Bludhaven. As I mentioned earlier, I love what Humphries and Chang are doing with Bludhaven. The city has a distinct look and feel, and Humphries brings the city to life through the characters. I’m excited to explore other parts of the city!
The Judge. When reading solicitations of upcoming issues, the one thing I kept thinking was, “The dynamic of the Judge is really going to make or break this debut arc.” Simply put, if the Judge falls flat, the arc will fall flat… Guess what? The Judge is incredibly intriguing! Yes, there’s already some mystery because Dick has a history with him, but he’s written well enough that he could easily stand on his own without that connection. His view on people and life should catch you rather quickly, and his abilities – which appear to be similar to Marvel’s Killgrave, except through the use of a gold coin – also allow for endless plot potential. I can’t wait to see and learn more about him!

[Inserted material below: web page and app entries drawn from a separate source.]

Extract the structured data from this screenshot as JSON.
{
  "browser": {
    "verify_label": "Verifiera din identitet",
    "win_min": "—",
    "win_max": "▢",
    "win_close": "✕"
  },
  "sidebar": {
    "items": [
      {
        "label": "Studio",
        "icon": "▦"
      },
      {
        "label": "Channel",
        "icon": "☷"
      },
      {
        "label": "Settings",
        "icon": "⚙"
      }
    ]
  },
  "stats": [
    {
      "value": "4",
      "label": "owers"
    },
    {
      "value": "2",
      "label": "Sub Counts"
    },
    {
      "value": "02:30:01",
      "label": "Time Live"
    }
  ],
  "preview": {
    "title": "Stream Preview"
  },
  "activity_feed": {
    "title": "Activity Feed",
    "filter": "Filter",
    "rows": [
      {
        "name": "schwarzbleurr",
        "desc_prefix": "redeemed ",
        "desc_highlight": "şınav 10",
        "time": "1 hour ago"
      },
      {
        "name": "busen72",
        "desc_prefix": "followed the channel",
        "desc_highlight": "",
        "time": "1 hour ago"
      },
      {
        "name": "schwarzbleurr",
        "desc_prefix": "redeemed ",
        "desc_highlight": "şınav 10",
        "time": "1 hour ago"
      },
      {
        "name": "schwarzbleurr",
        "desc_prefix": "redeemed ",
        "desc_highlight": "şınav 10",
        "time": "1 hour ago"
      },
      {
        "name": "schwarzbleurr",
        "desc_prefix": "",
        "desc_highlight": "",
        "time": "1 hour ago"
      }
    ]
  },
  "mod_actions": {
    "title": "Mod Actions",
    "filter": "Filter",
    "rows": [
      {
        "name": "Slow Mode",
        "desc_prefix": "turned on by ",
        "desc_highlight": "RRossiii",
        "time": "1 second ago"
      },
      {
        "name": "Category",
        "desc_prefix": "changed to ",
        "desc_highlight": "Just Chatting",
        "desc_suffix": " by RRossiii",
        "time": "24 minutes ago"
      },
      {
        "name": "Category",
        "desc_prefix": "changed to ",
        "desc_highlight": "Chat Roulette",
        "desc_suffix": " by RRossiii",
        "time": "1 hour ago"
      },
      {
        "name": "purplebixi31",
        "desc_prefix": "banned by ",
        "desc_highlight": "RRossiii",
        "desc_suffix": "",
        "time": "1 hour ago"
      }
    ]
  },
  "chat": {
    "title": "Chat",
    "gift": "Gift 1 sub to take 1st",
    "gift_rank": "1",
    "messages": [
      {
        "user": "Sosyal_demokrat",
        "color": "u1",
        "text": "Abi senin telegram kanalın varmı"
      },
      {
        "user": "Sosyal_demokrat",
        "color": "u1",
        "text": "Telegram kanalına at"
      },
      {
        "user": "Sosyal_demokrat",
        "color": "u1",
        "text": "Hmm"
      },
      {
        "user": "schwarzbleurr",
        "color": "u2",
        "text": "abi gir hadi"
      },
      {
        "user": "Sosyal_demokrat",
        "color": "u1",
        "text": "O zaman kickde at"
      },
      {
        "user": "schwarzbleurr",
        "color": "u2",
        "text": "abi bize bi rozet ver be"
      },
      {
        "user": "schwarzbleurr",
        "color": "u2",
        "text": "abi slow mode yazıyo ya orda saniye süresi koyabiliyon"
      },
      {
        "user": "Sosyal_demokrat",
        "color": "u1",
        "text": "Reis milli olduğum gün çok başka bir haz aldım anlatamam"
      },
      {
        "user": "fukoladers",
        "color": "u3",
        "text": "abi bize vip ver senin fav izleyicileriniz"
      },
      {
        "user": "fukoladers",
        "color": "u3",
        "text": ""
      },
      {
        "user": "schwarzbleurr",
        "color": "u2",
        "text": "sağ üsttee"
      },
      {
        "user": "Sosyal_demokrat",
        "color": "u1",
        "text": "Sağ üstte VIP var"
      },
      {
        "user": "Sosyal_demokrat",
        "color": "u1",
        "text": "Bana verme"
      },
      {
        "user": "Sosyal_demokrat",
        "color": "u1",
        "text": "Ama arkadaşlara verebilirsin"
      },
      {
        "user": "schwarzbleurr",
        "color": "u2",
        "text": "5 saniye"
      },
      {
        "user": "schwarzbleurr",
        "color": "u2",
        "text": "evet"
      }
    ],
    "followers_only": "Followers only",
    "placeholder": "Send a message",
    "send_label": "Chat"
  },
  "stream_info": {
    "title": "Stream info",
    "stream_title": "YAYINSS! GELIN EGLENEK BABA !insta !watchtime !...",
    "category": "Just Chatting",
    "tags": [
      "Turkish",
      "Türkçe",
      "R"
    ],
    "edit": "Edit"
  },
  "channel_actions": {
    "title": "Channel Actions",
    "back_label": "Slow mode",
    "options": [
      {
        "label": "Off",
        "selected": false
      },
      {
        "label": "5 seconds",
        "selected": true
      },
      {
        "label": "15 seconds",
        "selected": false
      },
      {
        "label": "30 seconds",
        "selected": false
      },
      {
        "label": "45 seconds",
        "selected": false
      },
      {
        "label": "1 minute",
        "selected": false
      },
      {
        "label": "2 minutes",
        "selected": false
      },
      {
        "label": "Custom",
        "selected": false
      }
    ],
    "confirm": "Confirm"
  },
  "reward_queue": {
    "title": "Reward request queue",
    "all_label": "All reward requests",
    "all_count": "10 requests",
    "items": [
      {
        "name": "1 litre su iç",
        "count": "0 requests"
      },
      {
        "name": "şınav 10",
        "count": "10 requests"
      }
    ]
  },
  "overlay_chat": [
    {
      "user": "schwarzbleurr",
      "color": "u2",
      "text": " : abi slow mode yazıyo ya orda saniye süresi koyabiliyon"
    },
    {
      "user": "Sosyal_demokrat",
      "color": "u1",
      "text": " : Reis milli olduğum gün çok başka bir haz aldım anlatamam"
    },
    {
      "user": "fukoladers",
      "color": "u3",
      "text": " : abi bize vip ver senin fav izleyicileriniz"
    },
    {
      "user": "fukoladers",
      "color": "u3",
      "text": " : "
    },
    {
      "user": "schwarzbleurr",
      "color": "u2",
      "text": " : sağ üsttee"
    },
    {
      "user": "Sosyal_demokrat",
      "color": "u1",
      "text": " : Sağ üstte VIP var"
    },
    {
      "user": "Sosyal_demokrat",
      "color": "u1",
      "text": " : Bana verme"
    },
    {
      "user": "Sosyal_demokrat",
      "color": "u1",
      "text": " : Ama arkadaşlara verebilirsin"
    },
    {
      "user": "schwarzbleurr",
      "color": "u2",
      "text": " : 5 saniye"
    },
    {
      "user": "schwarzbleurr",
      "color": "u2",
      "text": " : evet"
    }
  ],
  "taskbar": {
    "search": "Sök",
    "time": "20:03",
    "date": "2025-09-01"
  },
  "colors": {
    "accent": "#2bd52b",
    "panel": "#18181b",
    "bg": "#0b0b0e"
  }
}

Guppy. Humphries has been talking up Guppy for a while now, and when you read this issue, you’ll understand why. I’m sure a number of you will look at him and think, “Did they really add a shark-dude? I don’t know how I feel about this.” Trust me, it works. For a shark-man, Guppy is all bark and no bite. He’s the quintessential guy that straddles the line of good and bad, and ultimately serves as the tap of information to the “underworld” for heroes. If you’re a fan of Angel (both the television show and the comic), Guppy kind of reminds me of a cross between Merl (from the show) and Beta George (from the comic). There’s more to him than just being a snitch, and I wouldn’t go so far as to call him a villain. His personality is what shines through though (as the fact that he’s a man-shark). To kind of quote Jay Z, “If you don’t like Guppy, I feel bad for you son. DC has ninety-nine problems, but Guppy ain’t one.”
Grayson: Cross Train Studio. One of my favorite aspects about Nightwing comics over the years, has been Dick Grayson’s day job. I don’t know why this aspect plays so well with Dick, but it does. Where most characters that have a day job have remained in that job for decades, Dick has essentially jumped around from job to job – something I’m sure most of us relate too. Here, Humphries has him starting his own business: a CrossFit gym (or in this case, Cross Trainer). It’s perfect, and I expect there will be a number of enjoyable or funny moments that will develop from this.
Target Audience. Let’s face it, Dick Grayson has become synonymous with butt shots. Honestly, I don’t think Nightwing would be Nightwing anymore without serving up a dish of Dickbutt. That’s why it pains me to say that Humphries and Chang neglected to add that to this issue… Just kidding.
Bang. I didn’t see this coming. I was so caught up in trying to figure out so many other elements, that the obvious wasn’t very obvious to me until it was too late for Nightwing. Clearly, Svoboda shooting Dick isn’t going to result in his death, but it should lead to some solid plot threads for upcoming issues.
League of Limousine Assassins. The small bit of action we do get in this issue is hit and miss for me. The action itself is decent, and the fact that Nightwing refers to these guys as the “League of Limousine Assassins” is funny… but this ultimately feels like a forced action sequence per editorial. We can’t have a superhero comic without an action sequence after all…
- You’re a fan of Nightwing.
- You’re open to introduce a new, intriguing character into your life (Guppy).
- You like your antagonists to be complex.
Overall: Nightwing #35 is a great time to jump on if you haven’t been reading this title. Humphries and Chang appear to have an incredible story in the works that hits all the right marks for any Nightwing or comic fan as they bring Bludhaven to life in a way that feels fresh and original. Placing Dick in that world only accents and elevates him as a character. There’s a ton of texture and characterization to be found here – both in the script and the art – so go pick it up!